### Problem
Of the lines below, report only those that contain "lighting".

Component data from apps and pages:
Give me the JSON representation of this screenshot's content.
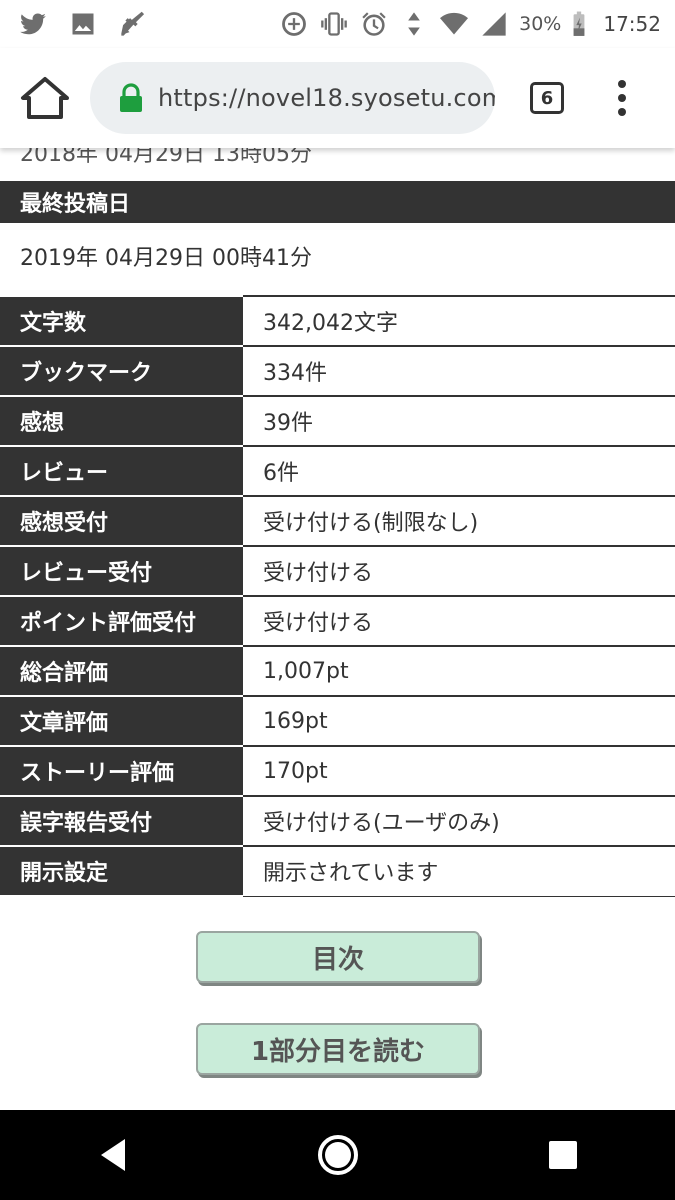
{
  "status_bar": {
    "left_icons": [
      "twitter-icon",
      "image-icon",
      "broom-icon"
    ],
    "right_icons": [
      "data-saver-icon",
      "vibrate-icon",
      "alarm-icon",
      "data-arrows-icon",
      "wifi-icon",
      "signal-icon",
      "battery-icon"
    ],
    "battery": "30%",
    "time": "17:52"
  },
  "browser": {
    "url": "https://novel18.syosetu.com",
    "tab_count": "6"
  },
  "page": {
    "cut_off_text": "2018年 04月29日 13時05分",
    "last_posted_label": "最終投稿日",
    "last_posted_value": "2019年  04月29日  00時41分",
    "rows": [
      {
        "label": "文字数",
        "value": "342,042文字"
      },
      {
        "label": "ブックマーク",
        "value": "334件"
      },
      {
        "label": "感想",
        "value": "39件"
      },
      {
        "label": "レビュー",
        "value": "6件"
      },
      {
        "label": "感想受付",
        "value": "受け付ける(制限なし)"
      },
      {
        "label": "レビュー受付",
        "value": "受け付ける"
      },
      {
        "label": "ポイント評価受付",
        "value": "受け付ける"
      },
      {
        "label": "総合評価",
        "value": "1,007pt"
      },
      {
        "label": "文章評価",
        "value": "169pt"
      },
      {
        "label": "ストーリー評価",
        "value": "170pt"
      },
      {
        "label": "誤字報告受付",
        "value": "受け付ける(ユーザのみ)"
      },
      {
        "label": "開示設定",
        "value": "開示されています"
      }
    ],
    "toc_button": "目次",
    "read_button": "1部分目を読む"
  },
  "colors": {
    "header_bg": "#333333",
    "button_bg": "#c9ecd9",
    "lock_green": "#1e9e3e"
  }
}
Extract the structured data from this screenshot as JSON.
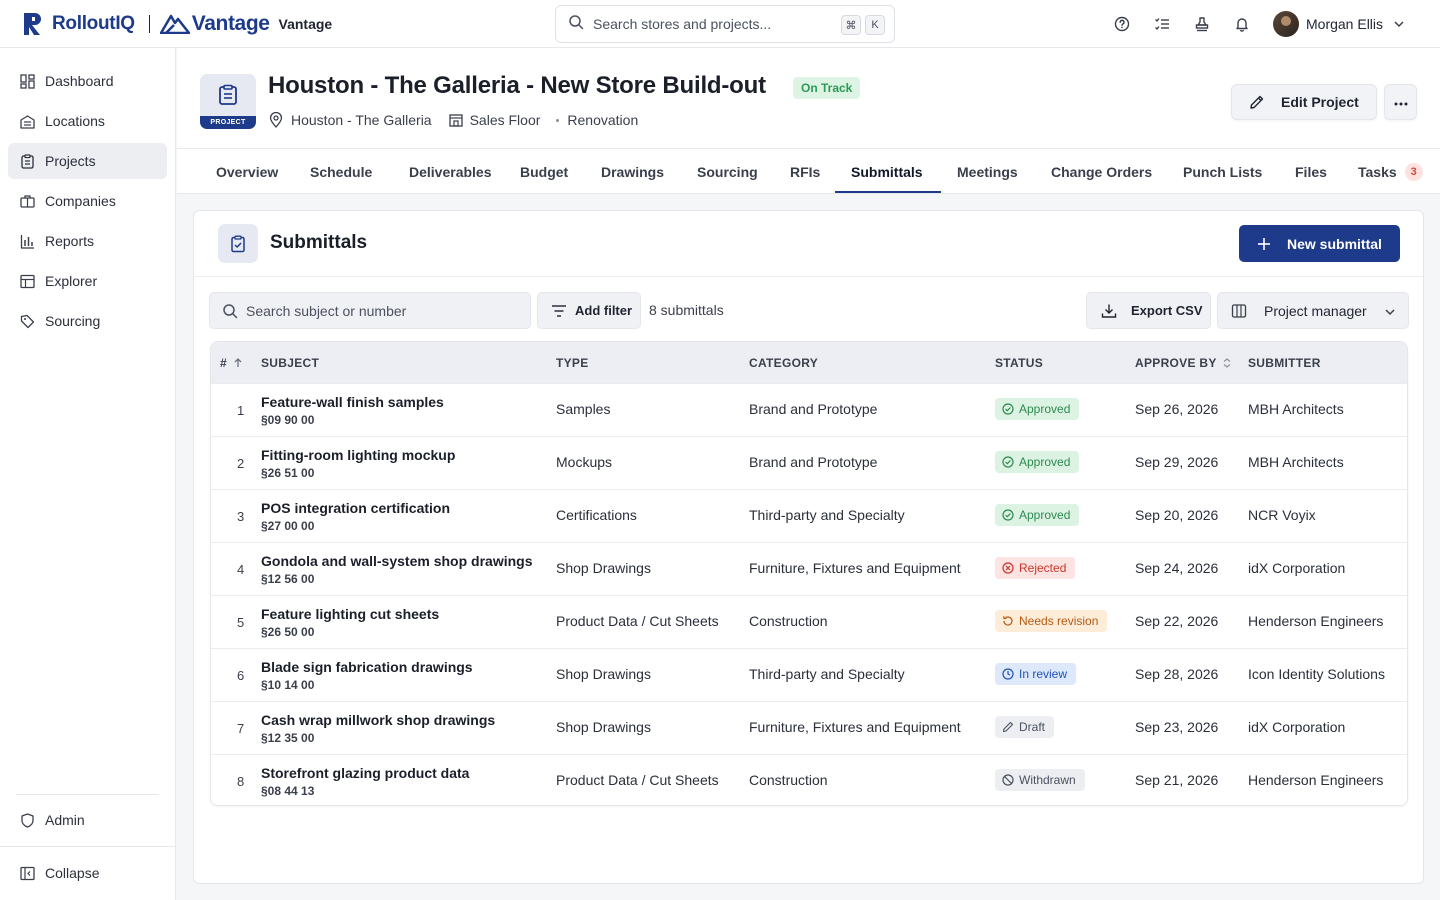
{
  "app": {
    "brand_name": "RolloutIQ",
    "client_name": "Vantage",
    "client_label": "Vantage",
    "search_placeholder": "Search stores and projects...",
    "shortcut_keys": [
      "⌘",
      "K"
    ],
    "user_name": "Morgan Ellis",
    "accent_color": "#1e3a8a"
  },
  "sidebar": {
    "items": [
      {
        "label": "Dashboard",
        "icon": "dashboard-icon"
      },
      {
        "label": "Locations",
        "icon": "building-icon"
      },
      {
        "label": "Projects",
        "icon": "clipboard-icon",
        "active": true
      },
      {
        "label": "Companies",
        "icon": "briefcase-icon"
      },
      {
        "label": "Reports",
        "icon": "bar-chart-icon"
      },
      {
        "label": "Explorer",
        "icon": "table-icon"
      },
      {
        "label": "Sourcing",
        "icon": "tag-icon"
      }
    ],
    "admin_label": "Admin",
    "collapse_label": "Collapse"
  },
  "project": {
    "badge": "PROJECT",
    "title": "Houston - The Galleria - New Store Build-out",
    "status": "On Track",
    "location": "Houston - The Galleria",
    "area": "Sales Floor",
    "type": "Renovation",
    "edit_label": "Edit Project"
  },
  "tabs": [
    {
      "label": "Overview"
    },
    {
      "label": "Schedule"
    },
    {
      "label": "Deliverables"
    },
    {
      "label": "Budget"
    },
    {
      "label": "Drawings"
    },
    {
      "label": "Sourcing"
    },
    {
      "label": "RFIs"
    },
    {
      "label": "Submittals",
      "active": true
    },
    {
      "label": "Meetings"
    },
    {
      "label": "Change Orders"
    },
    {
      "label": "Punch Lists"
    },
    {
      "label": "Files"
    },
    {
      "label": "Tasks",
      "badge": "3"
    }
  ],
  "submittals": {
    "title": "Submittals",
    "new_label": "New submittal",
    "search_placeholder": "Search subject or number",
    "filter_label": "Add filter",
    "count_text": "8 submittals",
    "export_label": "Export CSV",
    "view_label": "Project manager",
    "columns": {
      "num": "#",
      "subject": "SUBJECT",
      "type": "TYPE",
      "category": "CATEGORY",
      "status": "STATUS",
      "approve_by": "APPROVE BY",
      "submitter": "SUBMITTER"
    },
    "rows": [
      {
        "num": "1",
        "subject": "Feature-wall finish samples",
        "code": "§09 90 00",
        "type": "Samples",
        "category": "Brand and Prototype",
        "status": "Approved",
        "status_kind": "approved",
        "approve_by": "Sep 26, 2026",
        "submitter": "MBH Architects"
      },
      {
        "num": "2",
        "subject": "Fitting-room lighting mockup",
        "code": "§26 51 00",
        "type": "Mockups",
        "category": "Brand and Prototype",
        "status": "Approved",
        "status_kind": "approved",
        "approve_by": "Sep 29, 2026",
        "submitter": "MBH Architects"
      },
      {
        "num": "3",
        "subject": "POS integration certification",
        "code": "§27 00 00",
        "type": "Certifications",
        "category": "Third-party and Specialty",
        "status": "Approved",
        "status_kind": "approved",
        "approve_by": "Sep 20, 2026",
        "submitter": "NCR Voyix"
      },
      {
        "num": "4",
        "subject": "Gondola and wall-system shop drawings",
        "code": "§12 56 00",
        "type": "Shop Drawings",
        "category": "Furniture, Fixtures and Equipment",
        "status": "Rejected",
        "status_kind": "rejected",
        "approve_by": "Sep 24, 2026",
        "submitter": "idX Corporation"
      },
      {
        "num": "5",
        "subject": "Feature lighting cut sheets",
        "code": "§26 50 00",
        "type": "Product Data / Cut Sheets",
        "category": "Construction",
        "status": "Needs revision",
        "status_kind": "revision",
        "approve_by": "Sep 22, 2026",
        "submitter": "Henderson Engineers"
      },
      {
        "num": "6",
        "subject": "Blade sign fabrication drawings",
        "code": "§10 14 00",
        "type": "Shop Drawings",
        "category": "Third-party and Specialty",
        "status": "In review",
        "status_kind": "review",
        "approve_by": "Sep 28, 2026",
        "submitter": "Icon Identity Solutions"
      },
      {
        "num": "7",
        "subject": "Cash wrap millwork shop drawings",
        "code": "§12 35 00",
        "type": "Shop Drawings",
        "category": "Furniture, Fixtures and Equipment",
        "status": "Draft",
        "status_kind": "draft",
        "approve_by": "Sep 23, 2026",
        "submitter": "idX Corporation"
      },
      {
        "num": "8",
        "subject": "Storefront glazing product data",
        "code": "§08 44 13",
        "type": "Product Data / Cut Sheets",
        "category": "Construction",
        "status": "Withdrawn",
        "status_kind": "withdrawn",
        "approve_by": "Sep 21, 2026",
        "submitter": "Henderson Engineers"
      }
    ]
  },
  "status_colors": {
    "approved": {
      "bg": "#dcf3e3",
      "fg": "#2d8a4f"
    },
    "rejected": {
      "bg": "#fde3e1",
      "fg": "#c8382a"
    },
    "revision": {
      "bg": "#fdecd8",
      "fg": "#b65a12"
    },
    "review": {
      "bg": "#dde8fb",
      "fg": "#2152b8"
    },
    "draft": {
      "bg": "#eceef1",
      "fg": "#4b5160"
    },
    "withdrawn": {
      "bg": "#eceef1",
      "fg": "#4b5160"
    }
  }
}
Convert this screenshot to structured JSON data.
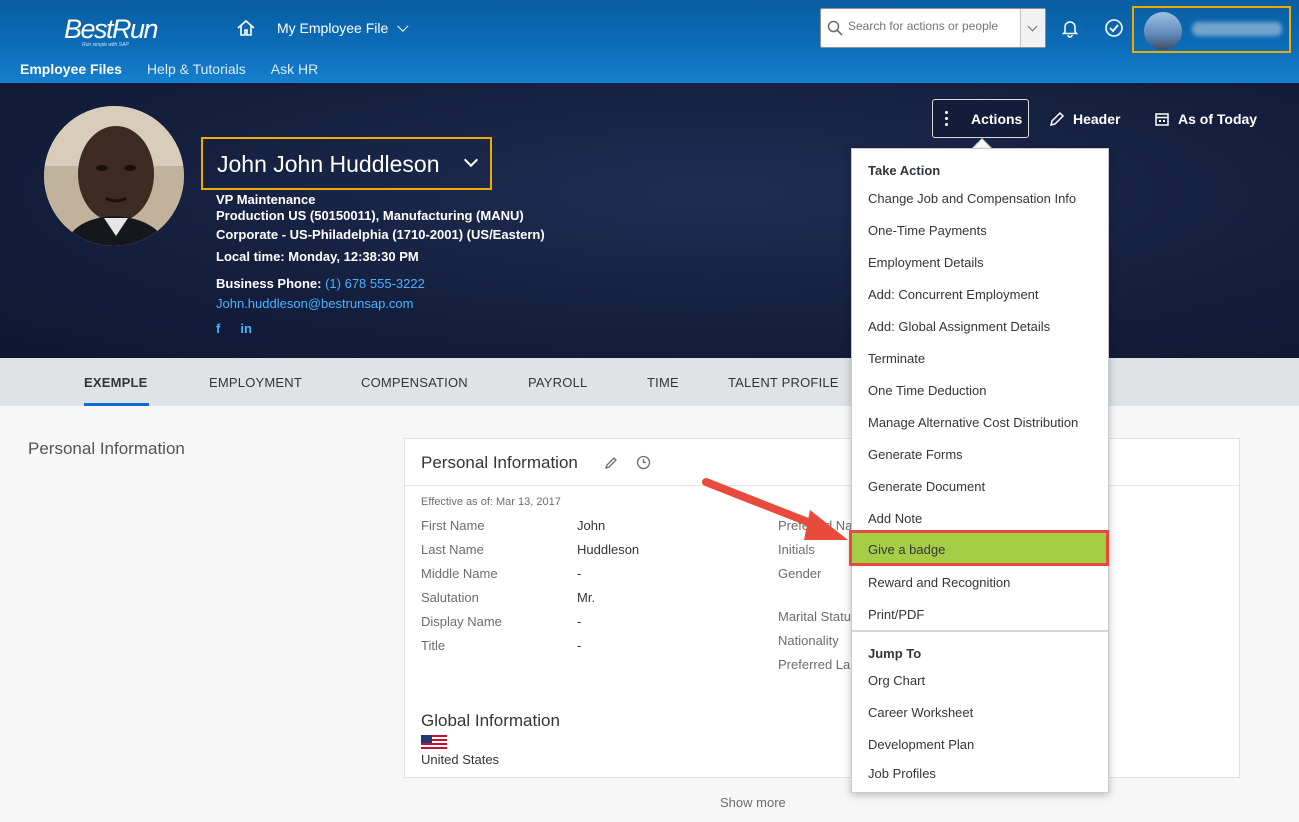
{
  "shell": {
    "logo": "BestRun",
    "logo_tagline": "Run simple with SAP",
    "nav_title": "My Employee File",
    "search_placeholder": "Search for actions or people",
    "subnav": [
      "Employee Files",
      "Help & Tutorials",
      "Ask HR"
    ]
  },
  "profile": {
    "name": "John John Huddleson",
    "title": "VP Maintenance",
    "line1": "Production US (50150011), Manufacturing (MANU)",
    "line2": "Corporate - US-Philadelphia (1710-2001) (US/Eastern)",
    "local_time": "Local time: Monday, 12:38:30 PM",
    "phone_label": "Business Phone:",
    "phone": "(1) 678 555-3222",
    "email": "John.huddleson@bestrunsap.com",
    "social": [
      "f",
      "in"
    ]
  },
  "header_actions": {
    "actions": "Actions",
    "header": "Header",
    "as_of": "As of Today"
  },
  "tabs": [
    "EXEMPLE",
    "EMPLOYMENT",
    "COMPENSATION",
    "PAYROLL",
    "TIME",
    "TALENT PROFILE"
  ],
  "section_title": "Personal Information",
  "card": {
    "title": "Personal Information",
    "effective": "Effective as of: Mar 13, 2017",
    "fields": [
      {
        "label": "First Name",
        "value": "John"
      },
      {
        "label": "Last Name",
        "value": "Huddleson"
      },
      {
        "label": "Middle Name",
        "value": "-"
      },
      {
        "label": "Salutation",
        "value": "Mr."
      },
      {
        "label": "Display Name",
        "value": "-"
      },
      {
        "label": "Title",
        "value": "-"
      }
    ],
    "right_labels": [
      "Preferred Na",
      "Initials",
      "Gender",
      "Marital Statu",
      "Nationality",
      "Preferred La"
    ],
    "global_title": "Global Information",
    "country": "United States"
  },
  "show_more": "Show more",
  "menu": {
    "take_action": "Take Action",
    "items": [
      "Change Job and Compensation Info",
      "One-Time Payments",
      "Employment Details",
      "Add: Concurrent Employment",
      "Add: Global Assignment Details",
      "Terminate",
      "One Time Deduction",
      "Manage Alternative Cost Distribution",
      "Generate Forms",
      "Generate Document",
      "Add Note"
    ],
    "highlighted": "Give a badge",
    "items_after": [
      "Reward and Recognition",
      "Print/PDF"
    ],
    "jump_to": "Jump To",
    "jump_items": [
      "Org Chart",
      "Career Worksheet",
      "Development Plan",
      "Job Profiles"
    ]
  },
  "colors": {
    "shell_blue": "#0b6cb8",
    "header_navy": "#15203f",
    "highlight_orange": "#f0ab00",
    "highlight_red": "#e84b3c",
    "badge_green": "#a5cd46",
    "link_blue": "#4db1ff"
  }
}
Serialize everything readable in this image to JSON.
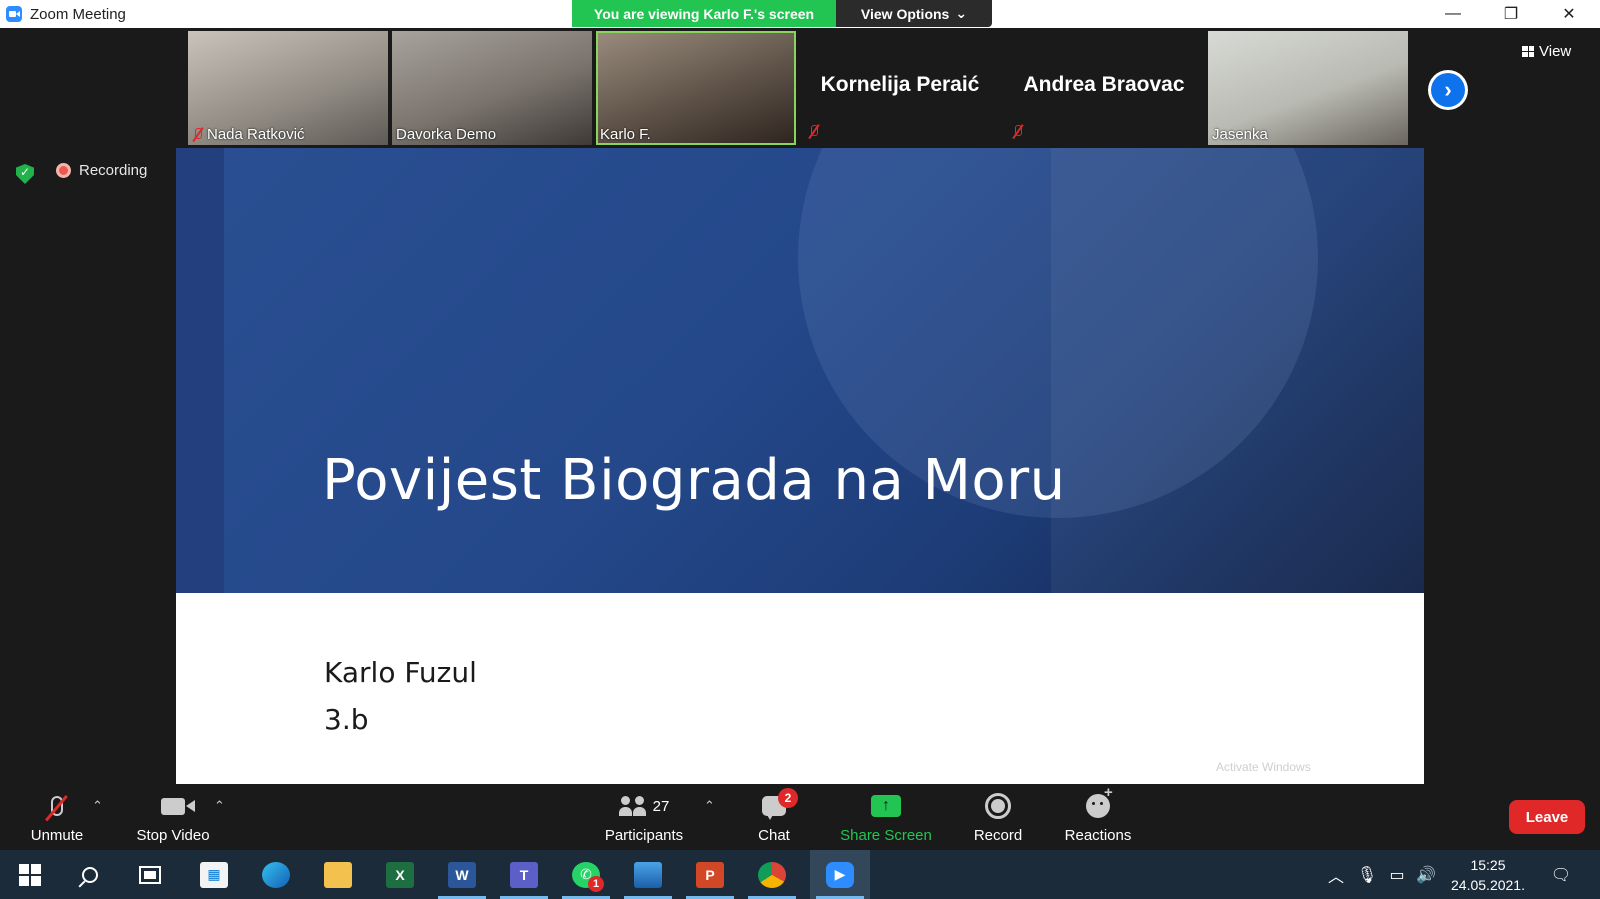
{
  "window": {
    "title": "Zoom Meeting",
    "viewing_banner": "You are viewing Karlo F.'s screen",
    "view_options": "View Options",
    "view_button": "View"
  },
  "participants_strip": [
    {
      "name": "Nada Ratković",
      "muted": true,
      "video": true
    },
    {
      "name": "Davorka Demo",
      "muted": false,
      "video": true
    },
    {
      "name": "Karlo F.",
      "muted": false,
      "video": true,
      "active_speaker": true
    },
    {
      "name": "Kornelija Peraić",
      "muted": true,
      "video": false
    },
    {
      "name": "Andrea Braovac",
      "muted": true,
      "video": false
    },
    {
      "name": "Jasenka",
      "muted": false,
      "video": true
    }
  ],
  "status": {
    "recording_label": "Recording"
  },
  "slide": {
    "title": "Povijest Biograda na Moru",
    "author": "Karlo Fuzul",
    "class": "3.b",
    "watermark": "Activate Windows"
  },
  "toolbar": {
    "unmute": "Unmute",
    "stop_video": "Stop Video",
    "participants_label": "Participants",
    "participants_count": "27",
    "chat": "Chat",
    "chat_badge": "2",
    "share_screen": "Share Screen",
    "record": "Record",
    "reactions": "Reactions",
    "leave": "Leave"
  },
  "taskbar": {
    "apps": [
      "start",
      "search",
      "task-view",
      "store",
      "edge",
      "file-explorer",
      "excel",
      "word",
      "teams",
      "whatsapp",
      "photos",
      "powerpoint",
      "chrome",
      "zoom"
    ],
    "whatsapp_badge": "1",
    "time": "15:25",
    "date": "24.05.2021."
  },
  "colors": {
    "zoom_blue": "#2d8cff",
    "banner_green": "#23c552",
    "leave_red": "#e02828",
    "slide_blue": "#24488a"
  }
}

### Exercise answer
        "subject": "Fitting-room lighting mockup",
        "subject": "Feature lighting cut sheets",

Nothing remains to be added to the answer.